New Technology and Evidence
The issues of hypertension paradox—more uncontrolled disease despite improved therapy—have received increased attention in the era of strict blood pressure (BP) control after SPRINT (Systolic Blood Pressure Intervention Trial) in 2015.1 The new direction in the management of hypertension is to pursue earlier and lower BP control throughout 24 hours.2 The new 2017 American College of Cardiology (ACC)/American Heart Association (AHA) guidelines propose that all the BPs measured during the awake period (clinic BP and home BP measured in the morning and evening) and daytime ambulatory BPs should be controlled to <130/80 mm Hg as a universal BP goal.3 Even if the clinic BP is well-controlled, masked morning and daytime hypertension (uncontrolled daytime and morning or evening home BPs) pose an increased risk of cardiovascular diseases.4–10 The strict BP control of all these awake BPs would be effective for the reduction of cardiovascular events.

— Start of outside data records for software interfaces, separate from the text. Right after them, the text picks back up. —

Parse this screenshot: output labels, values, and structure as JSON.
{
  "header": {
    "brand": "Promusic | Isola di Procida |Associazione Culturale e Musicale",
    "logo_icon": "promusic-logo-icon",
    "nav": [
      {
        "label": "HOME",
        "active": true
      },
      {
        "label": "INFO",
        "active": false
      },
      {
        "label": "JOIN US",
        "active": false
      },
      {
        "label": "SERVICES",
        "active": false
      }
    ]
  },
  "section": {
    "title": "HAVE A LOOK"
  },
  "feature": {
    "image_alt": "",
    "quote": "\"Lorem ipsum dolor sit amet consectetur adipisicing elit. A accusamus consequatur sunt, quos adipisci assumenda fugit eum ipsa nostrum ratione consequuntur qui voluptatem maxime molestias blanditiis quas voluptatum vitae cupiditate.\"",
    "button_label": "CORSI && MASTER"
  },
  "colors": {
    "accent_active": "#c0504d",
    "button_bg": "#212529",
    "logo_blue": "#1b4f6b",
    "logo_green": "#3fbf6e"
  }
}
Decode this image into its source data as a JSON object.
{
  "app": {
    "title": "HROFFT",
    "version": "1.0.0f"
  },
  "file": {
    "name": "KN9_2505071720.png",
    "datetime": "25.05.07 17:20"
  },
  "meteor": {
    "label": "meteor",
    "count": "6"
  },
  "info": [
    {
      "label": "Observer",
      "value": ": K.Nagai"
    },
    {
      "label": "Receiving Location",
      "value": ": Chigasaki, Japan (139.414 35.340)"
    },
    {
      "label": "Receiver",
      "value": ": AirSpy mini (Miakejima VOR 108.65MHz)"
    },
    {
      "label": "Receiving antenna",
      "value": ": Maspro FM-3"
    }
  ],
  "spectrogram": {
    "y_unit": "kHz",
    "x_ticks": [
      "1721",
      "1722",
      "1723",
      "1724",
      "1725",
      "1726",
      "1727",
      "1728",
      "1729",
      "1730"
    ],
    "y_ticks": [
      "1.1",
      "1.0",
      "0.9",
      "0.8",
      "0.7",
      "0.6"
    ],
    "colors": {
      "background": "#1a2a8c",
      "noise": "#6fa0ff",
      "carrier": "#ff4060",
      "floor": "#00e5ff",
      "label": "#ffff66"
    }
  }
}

However, even after controlling these daytime BPs, there is still a residual risk in the management of hypertension. This is masked uncontrolled nocturnal hypertension. Here, I summarize the clinical implications of the control of night-time BP based on the pathophysiology and recent evidence and present up-to-date information on the research and development of night-time home BP monitoring (HBPM) systems.
The pattern of circadian rhythm of BP can be evaluated by ambulatory BP monitoring (ABPM). In healthy subjects, night-time BP decreases by 10% to 20% of daytime BP (normal dipper pattern). This circadian rhythm of BP is determined partly by the intrinsic rhythm of central and peripheral clock genes, which regulate the neurohumoral factor and cardiovascular systems, and partly by the sleep–wake behavioral pattern. Hypertensive patients without organ damage also exhibit the dipper pattern; however, those with organ damage tend to exhibit nondipper patterns with diminished night-time BP fall. Night-time BP …